The doctrine of definite atonement (popularly known as limited or particular atonement) is one that evokes strong reactions in many Christians. John Wesley called it horrible blasphemy that presented Christ as “an hypocrite, a deceiver of the people, a man void of common sincerity” and represented God “as more cruel, false, and unjust than the devil!”
David and Jonathan Gibson’s new book, From Heaven He Came and Sought Her: Definite Atonement in Historical, Biblical, Theological, and Pastoral Perspective (Crossway, 2013; 704 pp.) is a collection of essays on the topic that explores all the areas in the subtitle. Contributors include historians Michael Haykin and Carl Trueman, biblical scholars Alec Motyer and Tom Schreiner, theologians Robert Letham and Henri Blocher, and pastors Sinclair Ferguson and John Piper. If you want to explore the case for definite atonement from the best scholars who subscribe to the doctrine, this is the volume to read.
By Faith, Not by Sight, 2nd Ed.

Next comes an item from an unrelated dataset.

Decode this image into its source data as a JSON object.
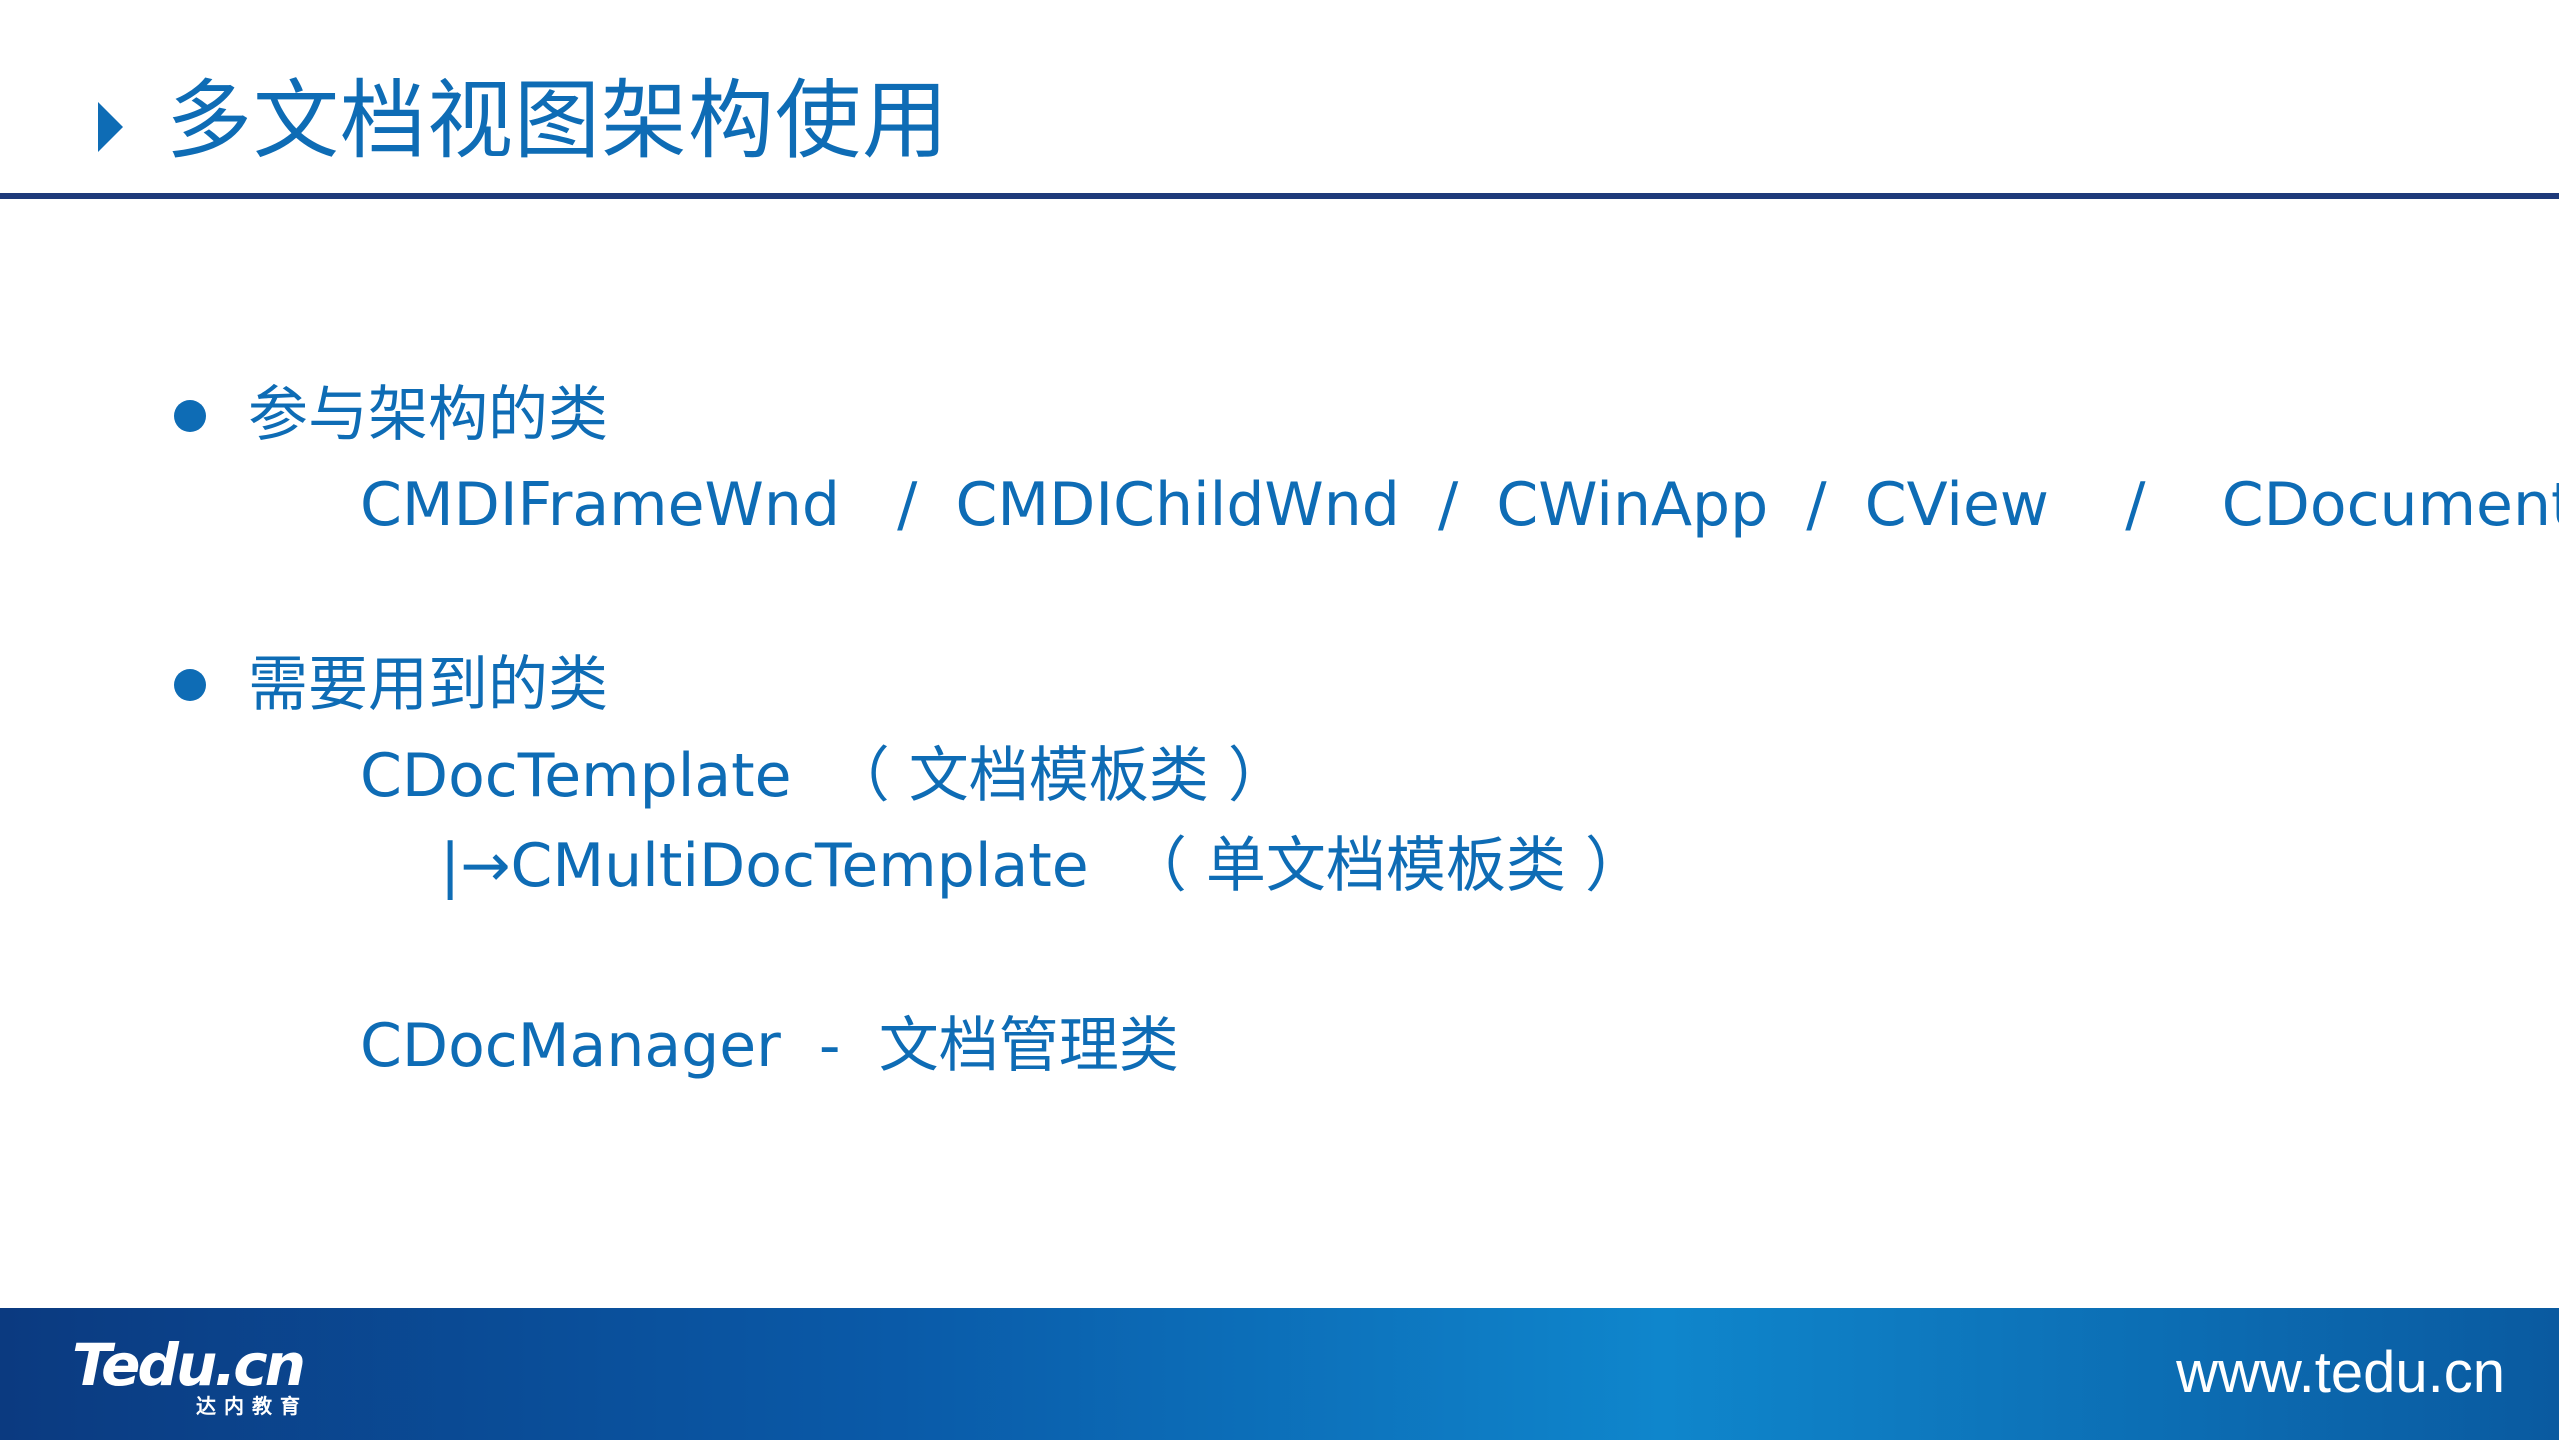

The New Perspective on Paul (NPP) argues that when Paul became a Christian “he did not as the Reformation tradition holds, abandon a religion of personal salvation by works for one of salvation by grace through faith. Rather, he exchanged one understanding and experience of divine grace for another.” The result is that the gospel for Paul, according to NPP proponents, is not about how one gets saved in an individual sense, but rather about broad, corporate, Israel-and-the-nations concerns.
In the new edition of his book By Faith, Not by Sight: Paul and the Order of Salvation, 2nd ed. (P&R, 2013; 110 pp.), Richard Gaffin explores biblical theology and redemptive-historical interpretation, and finds that union with Christ and individual justification by faith through grace are indeed the center of Paul’s theology. For a quick read on the subject of the NPP with a refutation of some of its errant proposals, and a rich and compelling development of Paul’s theology, Gaffin’s book cannot be beat.